A new plan has been filed to establish a fund of at least $135 million in compensation for victims and families affected by a 2012 fungal meningitis outbreak that killed 64 people, sickened hundreds and led to Congress granting the FDA new powers to regulate large compounding pharmacies.
The trustee for the now-bankrupt New England Compounding Center (NECC) that was the root of what was the largest outbreak of fungal meningitis in U.S. history recently filed the compensation plan in federal court. In July, a federal bankruptcy judge approved a deal to settle many of the lawsuits filed against NECC. The compensation plan is expected to be approved in a hearing next spring.

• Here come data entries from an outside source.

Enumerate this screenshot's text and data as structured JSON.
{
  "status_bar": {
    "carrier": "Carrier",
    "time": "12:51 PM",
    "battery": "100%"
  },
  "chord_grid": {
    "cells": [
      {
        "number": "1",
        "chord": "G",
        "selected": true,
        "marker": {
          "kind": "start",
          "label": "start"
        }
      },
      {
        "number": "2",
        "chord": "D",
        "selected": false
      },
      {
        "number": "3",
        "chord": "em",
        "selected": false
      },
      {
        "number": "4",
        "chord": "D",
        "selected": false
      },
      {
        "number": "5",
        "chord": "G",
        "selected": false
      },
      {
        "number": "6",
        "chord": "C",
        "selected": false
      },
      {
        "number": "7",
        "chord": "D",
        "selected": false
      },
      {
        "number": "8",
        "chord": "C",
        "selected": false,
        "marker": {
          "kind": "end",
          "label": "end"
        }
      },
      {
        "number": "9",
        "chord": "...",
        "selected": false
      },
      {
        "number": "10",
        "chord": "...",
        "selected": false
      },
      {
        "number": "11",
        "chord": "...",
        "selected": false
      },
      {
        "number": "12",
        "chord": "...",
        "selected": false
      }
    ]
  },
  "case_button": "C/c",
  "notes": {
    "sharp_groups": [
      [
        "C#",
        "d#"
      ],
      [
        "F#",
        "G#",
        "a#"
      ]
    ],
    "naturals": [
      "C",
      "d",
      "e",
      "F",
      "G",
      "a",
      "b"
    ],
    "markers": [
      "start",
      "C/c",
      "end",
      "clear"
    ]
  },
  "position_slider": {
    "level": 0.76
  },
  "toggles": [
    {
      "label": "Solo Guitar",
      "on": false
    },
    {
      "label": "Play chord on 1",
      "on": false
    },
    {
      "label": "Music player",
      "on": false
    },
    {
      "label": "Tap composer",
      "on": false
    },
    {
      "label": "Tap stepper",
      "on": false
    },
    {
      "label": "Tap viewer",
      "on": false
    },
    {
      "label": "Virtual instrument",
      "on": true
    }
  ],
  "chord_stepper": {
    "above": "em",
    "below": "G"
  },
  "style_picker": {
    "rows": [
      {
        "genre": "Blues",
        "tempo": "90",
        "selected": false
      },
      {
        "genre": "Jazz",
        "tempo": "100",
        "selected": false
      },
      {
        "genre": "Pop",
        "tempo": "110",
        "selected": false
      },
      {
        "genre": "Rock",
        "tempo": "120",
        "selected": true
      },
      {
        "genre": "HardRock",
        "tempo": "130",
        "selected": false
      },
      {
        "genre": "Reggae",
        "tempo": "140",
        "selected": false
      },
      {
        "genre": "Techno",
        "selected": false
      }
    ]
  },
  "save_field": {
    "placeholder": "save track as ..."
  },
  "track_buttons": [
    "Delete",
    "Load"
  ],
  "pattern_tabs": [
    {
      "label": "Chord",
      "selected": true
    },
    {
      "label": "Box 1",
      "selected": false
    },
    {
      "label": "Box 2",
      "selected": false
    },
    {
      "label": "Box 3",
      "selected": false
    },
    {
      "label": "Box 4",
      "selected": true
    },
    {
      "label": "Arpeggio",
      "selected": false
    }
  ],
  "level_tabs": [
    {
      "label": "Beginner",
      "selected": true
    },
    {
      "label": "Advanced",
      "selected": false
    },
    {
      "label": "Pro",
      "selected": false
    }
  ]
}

"The filing of this plan marks a crucial step in this tragic saga to provide much needed financial relief to the victims and their families," David Molton, a lawyer with NECC's creditors' committee, told Reuters. "When NECC entered bankruptcy, many people doubted that the victims would ever receive compensation through the bankruptcy process."
The outbreak sickened more than 750 people and led to a public outcry that resulted in Congress passing the Drug Quality and Security Act, which gives the FDA new, but limited, powers to oversee compounding pharmacies that volunteer to be regulated. The idea is that FDA oversight will set these companies apart and that hospitals will use those operators that agree to the stricter oversight.
NECC was shut down in October 2012 after authorities traced the outbreak to its facility that produced a tainted steroid, which was distributed to health providers in 20 states. It declared bankruptcy two months later, leaving victims and their families uncertain if they would receive any compensation. However, less than a year later, owners, operators and insurers of the bankrupt company reached a preliminary agreement to set up a victims' fund.
- see the Reuters story